Directions
I'd like the number of lines in the material below that include the word "Save", written with no other text.

Material provided
—————
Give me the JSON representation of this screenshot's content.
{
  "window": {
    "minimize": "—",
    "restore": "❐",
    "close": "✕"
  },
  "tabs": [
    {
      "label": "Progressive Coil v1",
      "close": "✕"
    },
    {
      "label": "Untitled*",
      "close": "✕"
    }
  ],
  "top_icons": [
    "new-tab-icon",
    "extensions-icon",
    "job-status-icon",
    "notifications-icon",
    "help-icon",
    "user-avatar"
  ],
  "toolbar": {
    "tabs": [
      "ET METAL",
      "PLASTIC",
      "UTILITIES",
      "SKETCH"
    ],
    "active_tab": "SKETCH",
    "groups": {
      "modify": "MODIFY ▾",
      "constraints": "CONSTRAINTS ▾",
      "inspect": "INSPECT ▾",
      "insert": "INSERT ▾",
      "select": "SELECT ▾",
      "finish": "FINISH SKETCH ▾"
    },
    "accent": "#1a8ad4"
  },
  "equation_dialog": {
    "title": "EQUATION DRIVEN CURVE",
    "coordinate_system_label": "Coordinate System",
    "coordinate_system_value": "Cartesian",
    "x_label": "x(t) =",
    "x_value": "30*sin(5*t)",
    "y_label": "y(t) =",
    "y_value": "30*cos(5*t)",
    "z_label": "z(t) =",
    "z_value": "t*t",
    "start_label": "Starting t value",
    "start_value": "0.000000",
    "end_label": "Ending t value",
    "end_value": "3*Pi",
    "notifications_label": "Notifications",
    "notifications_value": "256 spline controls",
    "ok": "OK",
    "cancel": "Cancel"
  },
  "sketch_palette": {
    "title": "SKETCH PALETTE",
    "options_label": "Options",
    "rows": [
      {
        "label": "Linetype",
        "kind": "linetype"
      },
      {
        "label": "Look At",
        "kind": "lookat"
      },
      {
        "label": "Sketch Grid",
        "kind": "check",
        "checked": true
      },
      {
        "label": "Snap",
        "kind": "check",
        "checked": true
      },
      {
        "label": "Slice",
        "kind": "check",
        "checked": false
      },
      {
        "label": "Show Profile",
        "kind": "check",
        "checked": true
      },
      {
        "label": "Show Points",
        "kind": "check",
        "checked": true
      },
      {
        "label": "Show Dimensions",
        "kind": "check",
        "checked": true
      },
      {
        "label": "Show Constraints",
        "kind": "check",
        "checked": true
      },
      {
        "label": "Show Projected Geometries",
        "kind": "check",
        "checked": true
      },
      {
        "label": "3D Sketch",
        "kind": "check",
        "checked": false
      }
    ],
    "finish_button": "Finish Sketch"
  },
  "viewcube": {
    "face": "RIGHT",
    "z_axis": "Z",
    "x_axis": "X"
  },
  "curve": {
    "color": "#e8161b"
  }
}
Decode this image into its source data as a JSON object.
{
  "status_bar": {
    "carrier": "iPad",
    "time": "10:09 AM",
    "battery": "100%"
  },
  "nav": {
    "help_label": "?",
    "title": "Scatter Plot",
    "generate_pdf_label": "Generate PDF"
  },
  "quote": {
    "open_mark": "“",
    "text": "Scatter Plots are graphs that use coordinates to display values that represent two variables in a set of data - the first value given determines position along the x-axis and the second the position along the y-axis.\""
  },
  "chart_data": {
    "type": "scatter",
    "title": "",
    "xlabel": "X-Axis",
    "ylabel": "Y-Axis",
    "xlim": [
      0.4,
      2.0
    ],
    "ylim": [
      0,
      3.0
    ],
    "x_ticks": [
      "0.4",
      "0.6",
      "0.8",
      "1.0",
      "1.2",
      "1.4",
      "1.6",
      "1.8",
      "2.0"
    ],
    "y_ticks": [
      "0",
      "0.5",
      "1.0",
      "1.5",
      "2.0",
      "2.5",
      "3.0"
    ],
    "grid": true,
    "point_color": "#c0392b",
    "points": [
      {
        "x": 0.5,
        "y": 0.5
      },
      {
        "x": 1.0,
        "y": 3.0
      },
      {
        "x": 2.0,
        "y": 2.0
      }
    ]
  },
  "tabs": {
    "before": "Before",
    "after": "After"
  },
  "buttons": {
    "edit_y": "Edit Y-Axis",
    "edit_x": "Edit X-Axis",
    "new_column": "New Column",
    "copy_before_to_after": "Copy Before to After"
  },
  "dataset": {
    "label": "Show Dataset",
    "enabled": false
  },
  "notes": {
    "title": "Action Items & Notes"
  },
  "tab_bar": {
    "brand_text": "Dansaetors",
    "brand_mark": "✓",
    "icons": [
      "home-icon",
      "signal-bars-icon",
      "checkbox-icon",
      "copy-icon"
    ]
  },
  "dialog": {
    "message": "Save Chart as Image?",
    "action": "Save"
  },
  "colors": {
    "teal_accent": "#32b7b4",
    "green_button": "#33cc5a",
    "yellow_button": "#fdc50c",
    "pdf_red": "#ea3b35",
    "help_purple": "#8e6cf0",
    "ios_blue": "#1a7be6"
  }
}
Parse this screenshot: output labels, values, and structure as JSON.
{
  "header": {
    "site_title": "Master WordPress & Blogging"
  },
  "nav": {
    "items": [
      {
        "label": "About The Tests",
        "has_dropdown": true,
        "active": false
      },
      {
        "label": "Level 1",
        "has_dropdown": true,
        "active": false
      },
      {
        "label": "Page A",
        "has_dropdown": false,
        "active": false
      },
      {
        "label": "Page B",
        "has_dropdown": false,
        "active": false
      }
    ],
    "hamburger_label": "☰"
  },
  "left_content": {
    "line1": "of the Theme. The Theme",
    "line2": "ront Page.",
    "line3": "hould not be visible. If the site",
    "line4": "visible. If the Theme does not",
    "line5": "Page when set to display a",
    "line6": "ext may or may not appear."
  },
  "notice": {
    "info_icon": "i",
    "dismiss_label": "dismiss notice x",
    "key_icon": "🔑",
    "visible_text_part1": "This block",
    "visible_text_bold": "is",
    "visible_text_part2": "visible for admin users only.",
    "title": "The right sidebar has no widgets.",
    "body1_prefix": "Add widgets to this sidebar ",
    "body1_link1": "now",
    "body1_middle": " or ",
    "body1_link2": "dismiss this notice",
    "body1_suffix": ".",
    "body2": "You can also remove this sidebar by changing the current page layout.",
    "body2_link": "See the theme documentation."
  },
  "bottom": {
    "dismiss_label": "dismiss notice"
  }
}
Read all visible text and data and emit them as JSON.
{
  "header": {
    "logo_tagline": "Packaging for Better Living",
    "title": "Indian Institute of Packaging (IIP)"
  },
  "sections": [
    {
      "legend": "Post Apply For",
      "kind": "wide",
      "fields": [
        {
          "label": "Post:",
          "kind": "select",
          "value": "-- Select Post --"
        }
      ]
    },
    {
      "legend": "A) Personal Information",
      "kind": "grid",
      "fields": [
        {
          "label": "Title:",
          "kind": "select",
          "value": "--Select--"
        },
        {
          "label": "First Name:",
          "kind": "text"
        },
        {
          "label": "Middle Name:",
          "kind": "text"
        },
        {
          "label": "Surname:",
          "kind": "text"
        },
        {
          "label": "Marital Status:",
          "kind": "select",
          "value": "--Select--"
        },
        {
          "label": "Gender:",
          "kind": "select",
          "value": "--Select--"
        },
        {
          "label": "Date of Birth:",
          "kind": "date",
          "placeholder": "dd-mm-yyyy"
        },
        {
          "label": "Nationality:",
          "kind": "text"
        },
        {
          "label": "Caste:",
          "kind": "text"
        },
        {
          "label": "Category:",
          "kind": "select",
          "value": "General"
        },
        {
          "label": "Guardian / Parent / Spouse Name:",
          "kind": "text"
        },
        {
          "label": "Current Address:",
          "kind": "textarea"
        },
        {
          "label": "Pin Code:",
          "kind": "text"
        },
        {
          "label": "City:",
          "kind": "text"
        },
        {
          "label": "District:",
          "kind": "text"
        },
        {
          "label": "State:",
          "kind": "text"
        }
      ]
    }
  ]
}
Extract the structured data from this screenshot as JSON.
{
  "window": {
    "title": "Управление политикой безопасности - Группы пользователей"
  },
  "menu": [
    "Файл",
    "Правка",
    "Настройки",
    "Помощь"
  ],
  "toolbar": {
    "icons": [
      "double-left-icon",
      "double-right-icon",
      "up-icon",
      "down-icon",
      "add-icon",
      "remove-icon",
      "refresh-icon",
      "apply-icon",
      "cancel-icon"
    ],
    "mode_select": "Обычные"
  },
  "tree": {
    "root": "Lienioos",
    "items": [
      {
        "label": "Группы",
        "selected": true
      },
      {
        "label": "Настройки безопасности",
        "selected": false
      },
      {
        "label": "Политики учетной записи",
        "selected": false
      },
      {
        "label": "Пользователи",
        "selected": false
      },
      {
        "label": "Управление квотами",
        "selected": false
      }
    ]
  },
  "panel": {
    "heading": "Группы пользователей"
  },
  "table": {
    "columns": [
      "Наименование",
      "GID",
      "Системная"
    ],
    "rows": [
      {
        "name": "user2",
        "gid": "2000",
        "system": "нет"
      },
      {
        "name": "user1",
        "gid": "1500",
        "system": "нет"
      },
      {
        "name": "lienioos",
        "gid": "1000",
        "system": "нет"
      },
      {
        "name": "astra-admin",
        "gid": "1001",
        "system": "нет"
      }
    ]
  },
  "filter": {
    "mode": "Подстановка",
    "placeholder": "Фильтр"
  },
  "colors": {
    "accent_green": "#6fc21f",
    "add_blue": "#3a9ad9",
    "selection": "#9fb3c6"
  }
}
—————
The answer
2